A Rose By Any Other Name…

When a leader truly wants vibrant debate and healthy dissention, they need to withhold their opinions as long as possible.

I’d like to meet the marketing geniuses who used the term ‘gaming’ to take the negative edge off ‘gambling’, or ‘in transition’ to replace ‘unemployed’ …and think of the boost to sales of dehydrated tomatoes when they were re-branded ‘sun-dried’!  Now there’s a newer term in business decision-making: Sunflower Management.

Sunflowers turn their heads throughout the day to continually face the sun.  Sunflower Management is employees’ tendency to monitor the boss’ position and agree with him or her. Hmm… didn’t we used to call that bootlicking, brownnosing, or flattery? Personally, I favor “sycophant” (it’s wonderful how Dilbert comics can improve one’s vocabulary).

The Power Of Flattery
We’ve all endured peers who flattered the boss, offering empty praise so the boss might look kindly on them. They may lead with a seemingly thoughtful challenge but it’s a facade, always ending with support for the boss’ position. You and I were disgusted, but there was little we could do except vow we would never be conned by such yes-men.

The unfortunate news is: we probably are.
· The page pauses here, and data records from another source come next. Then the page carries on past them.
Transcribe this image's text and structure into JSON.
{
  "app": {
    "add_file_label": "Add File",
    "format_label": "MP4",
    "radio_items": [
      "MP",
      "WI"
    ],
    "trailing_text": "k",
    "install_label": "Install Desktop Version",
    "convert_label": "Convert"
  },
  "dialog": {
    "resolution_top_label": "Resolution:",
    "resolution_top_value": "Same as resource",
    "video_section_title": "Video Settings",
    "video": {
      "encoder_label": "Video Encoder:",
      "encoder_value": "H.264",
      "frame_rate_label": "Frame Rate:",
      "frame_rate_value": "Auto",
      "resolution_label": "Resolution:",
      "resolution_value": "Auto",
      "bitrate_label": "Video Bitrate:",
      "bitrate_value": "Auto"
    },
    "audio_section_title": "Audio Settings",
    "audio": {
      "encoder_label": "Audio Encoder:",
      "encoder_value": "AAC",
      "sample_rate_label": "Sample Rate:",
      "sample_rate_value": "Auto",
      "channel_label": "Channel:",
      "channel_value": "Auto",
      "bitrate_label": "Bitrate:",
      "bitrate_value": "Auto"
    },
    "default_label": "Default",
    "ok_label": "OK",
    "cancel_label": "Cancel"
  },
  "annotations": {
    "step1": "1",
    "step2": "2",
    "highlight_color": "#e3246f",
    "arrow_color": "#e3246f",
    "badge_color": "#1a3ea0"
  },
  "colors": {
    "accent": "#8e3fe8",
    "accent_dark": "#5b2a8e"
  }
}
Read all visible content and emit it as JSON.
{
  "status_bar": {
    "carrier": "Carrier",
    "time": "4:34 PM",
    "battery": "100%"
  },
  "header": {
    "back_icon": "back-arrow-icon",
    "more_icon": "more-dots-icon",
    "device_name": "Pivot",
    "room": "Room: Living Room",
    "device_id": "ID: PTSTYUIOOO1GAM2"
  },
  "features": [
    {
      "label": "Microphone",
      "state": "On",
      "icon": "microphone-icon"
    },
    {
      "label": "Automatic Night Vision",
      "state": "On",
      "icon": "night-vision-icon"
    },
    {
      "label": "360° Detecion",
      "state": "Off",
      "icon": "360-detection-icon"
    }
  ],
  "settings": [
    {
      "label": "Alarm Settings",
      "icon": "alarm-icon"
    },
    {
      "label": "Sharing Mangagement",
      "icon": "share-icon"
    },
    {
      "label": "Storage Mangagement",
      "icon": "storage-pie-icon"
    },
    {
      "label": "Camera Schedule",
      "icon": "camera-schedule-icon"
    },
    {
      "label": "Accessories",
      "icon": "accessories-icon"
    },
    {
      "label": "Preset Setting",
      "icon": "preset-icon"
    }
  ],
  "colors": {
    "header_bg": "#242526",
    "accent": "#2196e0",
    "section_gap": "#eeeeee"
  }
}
When behavioral scientists study the issue of flattery in business, the results are sobering: we almost always develop more favorable impressions of those who agree with us. Even when we are aware the person is flattering us with serf-serving motives, we are still unconsciously developing more favorable attitudes toward that person!
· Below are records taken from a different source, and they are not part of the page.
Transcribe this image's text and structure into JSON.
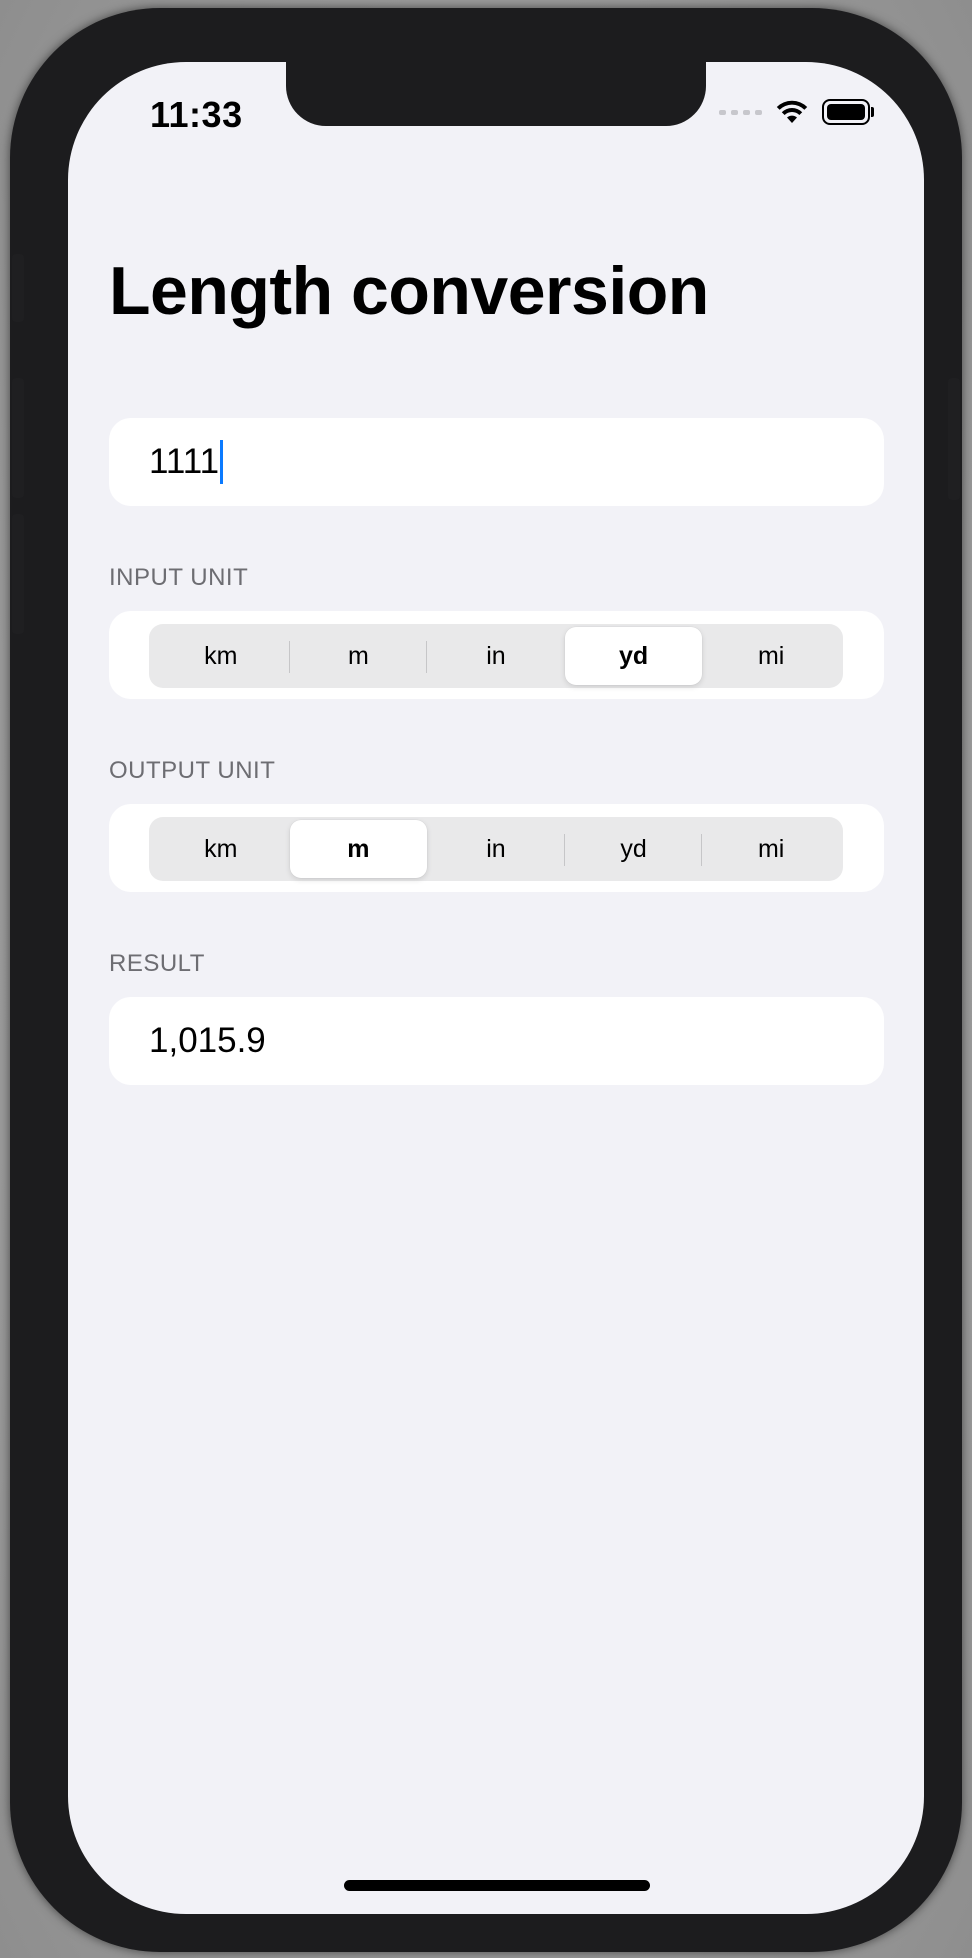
{
  "status_bar": {
    "time": "11:33",
    "icons": [
      "signal-icon",
      "wifi-icon",
      "battery-icon"
    ]
  },
  "title": "Length conversion",
  "input": {
    "value": "1111"
  },
  "input_unit": {
    "label": "INPUT UNIT",
    "options": [
      "km",
      "m",
      "in",
      "yd",
      "mi"
    ],
    "selected": "yd"
  },
  "output_unit": {
    "label": "OUTPUT UNIT",
    "options": [
      "km",
      "m",
      "in",
      "yd",
      "mi"
    ],
    "selected": "m"
  },
  "result": {
    "label": "RESULT",
    "value": "1,015.9"
  },
  "colors": {
    "background": "#f2f2f7",
    "card": "#ffffff",
    "segment_track": "#e9e9ea",
    "caret": "#0a7aff",
    "section_label": "#6d6d72"
  }
}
Sunflower Management expands beyond empty flattery. It includes the influence of a leader’s preliminary opinion on employees’ actual beliefs, particularly when they hold their leader in high regard and respect his or her experience and insights. While very good for a leader’s ego, it’s very bad for fostering healthy debate on important issues. A leader may genuinely want all perspectives on the table but, if Sunflower Management is in play, teams quickly develop tunnel vision. We may believe we have held an open and honest discussion, but we are deluded; the decision quality is undermined, hurting profits and ROI.

Concealing the Sun
To foster high quality discussions, here are a few practical steps for leaders to defend against Sunflower Management:

  • The Boss Talks Last: Very simply, withhold your thoughts until everyone else has contributed.
  • Put On Your Poker Face: One slip, one negative comment or even facial expression, tips your hand. I know one leader so unreadable during meetings that newcomers wonder if he’s paying attention – until the end when it’s clear he took it all in and processed it brilliantly.
  • Draw Out The Withdrawn: Take note who hasn’t said much and ask them variations on the question: “Dave, I need to know what you are thinking.” Often those folks are quiet because they don’t agree with the rest of the group.

There’s no obvious moment to tip your hand, but it’s usually worth waiting just a little longer than seems necessary.

We all believe we’re immune from biases and manipulation, but the science says otherwise. The smart bet assumes we’re all human.

© 2011 Verax Point Consulting, LLC

About Dave Wittenberg

I am all about equipping business teams to enjoy greater payoffs on their biggest bets. I bring a unique combination of evaluation expertise and behavioral insights developed over the course of more than 300 major strategic initiatives. Applying a highly effective, disciplined framework, teams unleash their full capabilities to generate better solutions, wring out hidden waste, and deliver superior returns. Specialties: Investment Evaluation, Decision Excellence, Strategic Analysis, Mergers and Acquisitions, Investor Relations, Leadership Development, Education & Training
This entry was posted in Biases & Traps, Innovation, Leadership & Decision-Making, Team Effectiveness. Bookmark the permalink.

One Response to A Rose By Any Other Name…

  1. Pingback: Unfiltered Truth In 2013 | The CapEx Compass™

Leave a Reply

Fill in your details below or click an icon to log in:

WordPress.com Logo

You are commenting using your WordPress.com account. Log Out / Change )

Twitter picture

You are commenting using your Twitter account. Log Out / Change )

Facebook photo

You are commenting using your Facebook account. Log Out / Change )

Google+ photo

You are commenting using your Google+ account. Log Out / Change )

Connecting to %s